### [Exercise description]
Starting at the line that holds "Serialize everything readable", reproduce each line exactly up to and including the last line of the records below. Pictures stay out.

(Data provided begins)

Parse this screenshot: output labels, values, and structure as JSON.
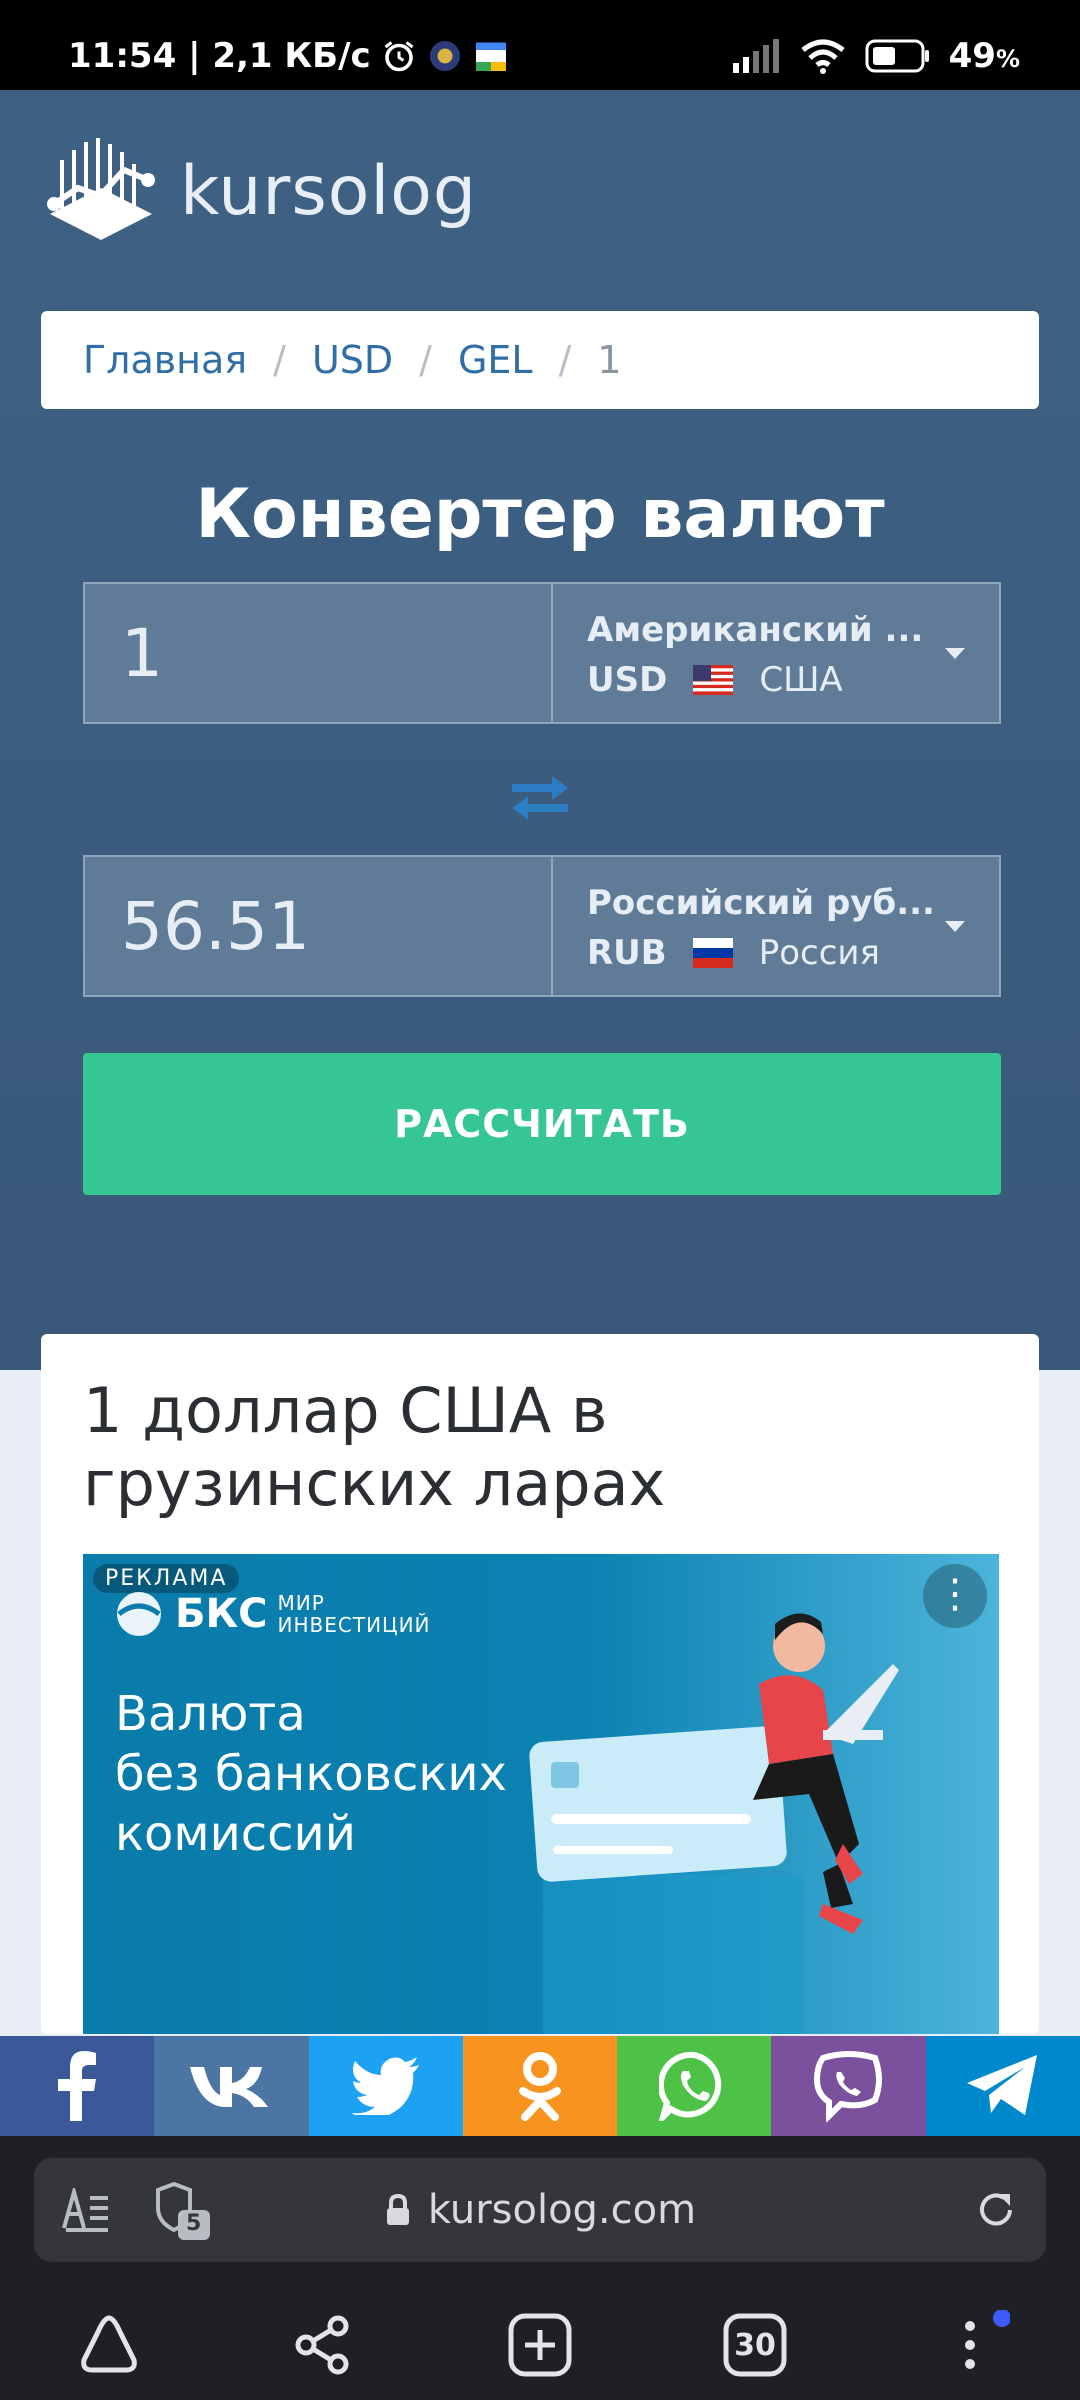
{
  "status": {
    "time_speed": "11:54 | 2,1 КБ/с",
    "battery": "49",
    "battery_unit": "%"
  },
  "brand": {
    "logo_text": "kursolog"
  },
  "breadcrumb": {
    "home": "Главная",
    "from": "USD",
    "to": "GEL",
    "current": "1",
    "sep": "/"
  },
  "converter": {
    "title": "Конвертер валют",
    "from_amount": "1",
    "from_name": "Американский ...",
    "from_code": "USD",
    "from_country": "США",
    "to_amount": "56.51",
    "to_name": "Российский руб...",
    "to_code": "RUB",
    "to_country": "Россия",
    "button": "РАССЧИТАТЬ"
  },
  "card": {
    "title": "1 доллар США в грузинских ларах"
  },
  "ad": {
    "badge": "РЕКЛАМА",
    "brand": "БКС",
    "brand_sub_1": "МИР",
    "brand_sub_2": "ИНВЕСТИЦИЙ",
    "line1": "Валюта",
    "line2": "без банковских",
    "line3": "комиссий"
  },
  "share": [
    {
      "name": "facebook",
      "color": "#3b5998"
    },
    {
      "name": "vk",
      "color": "#4c75a3"
    },
    {
      "name": "twitter",
      "color": "#1da1f2"
    },
    {
      "name": "odnoklassniki",
      "color": "#f7931e"
    },
    {
      "name": "whatsapp",
      "color": "#4dc247"
    },
    {
      "name": "viber",
      "color": "#7b519d"
    },
    {
      "name": "telegram",
      "color": "#0088cc"
    }
  ],
  "browser": {
    "url": "kursolog.com",
    "tabs_badge": "5",
    "tabs_count": "30"
  },
  "colors": {
    "hero": "#3e6183",
    "accent_button": "#35c693",
    "link": "#2f6fa6"
  }
}
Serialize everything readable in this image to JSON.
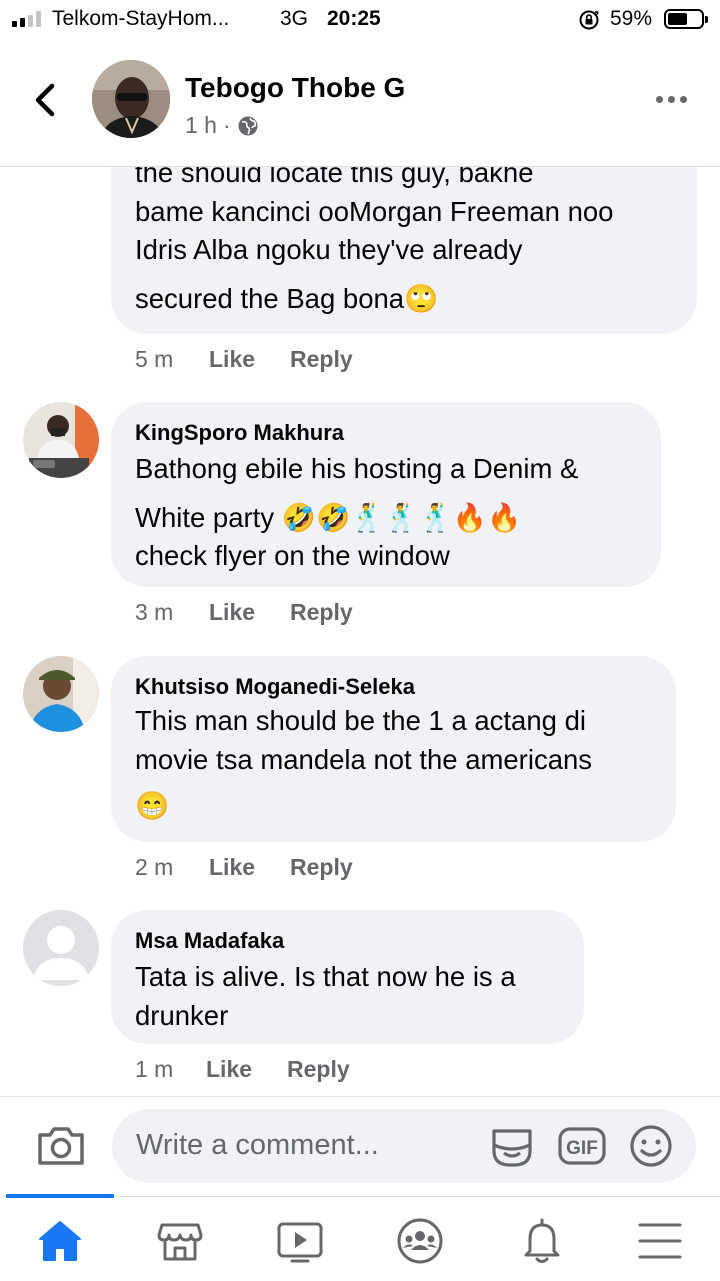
{
  "status_bar": {
    "carrier": "Telkom-StayHom...",
    "network": "3G",
    "time": "20:25",
    "battery": "59%",
    "battery_level": 0.59
  },
  "header": {
    "author": "Tebogo Thobe G",
    "time": "1 h",
    "separator": "·",
    "icons": [
      "back-chevron-icon",
      "globe-icon",
      "more-icon"
    ]
  },
  "comments": [
    {
      "author": "",
      "lines": [
        "the should locate this guy, bakhe",
        "bame kancinci ooMorgan Freeman noo",
        "Idris Alba ngoku they've already",
        "secured the Bag bona🙄"
      ],
      "time": "5 m",
      "like": "Like",
      "reply": "Reply"
    },
    {
      "author": "KingSporo Makhura",
      "lines": [
        "Bathong ebile his hosting a Denim &",
        "White party 🤣🤣🕺🕺🕺🔥🔥",
        "check flyer on the window"
      ],
      "time": "3 m",
      "like": "Like",
      "reply": "Reply"
    },
    {
      "author": "Khutsiso Moganedi-Seleka",
      "lines": [
        "This man should be the 1 a actang di",
        "movie tsa mandela not the americans",
        "😁"
      ],
      "time": "2 m",
      "like": "Like",
      "reply": "Reply"
    },
    {
      "author": "Msa Madafaka",
      "lines": [
        "Tata is alive. Is that now he is a",
        "drunker"
      ],
      "time": "1 m",
      "like": "Like",
      "reply": "Reply"
    }
  ],
  "composer": {
    "placeholder": "Write a comment...",
    "icons": [
      "camera-icon",
      "sticker-icon",
      "gif-icon",
      "emoji-icon"
    ],
    "gif_label": "GIF"
  },
  "bottom_nav": {
    "items": [
      "home-icon",
      "marketplace-icon",
      "watch-icon",
      "groups-icon",
      "notifications-icon",
      "menu-icon"
    ],
    "active": "home-icon",
    "accent": "#1877f2"
  }
}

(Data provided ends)

### [Exercise solution]
Serialize everything readable in this image to JSON.
{
  "status_bar": {
    "carrier": "Telkom-StayHom...",
    "network": "3G",
    "time": "20:25",
    "battery": "59%",
    "battery_level": 0.59
  },
  "header": {
    "author": "Tebogo Thobe G",
    "time": "1 h",
    "separator": "·",
    "icons": [
      "back-chevron-icon",
      "globe-icon",
      "more-icon"
    ]
  },
  "comments": [
    {
      "author": "",
      "lines": [
        "the should locate this guy, bakhe",
        "bame kancinci ooMorgan Freeman noo",
        "Idris Alba ngoku they've already",
        "secured the Bag bona🙄"
      ],
      "time": "5 m",
      "like": "Like",
      "reply": "Reply"
    },
    {
      "author": "KingSporo Makhura",
      "lines": [
        "Bathong ebile his hosting a Denim &",
        "White party 🤣🤣🕺🕺🕺🔥🔥",
        "check flyer on the window"
      ],
      "time": "3 m",
      "like": "Like",
      "reply": "Reply"
    },
    {
      "author": "Khutsiso Moganedi-Seleka",
      "lines": [
        "This man should be the 1 a actang di",
        "movie tsa mandela not the americans",
        "😁"
      ],
      "time": "2 m",
      "like": "Like",
      "reply": "Reply"
    },
    {
      "author": "Msa Madafaka",
      "lines": [
        "Tata is alive. Is that now he is a",
        "drunker"
      ],
      "time": "1 m",
      "like": "Like",
      "reply": "Reply"
    }
  ],
  "composer": {
    "placeholder": "Write a comment...",
    "icons": [
      "camera-icon",
      "sticker-icon",
      "gif-icon",
      "emoji-icon"
    ],
    "gif_label": "GIF"
  },
  "bottom_nav": {
    "items": [
      "home-icon",
      "marketplace-icon",
      "watch-icon",
      "groups-icon",
      "notifications-icon",
      "menu-icon"
    ],
    "active": "home-icon",
    "accent": "#1877f2"
  }
}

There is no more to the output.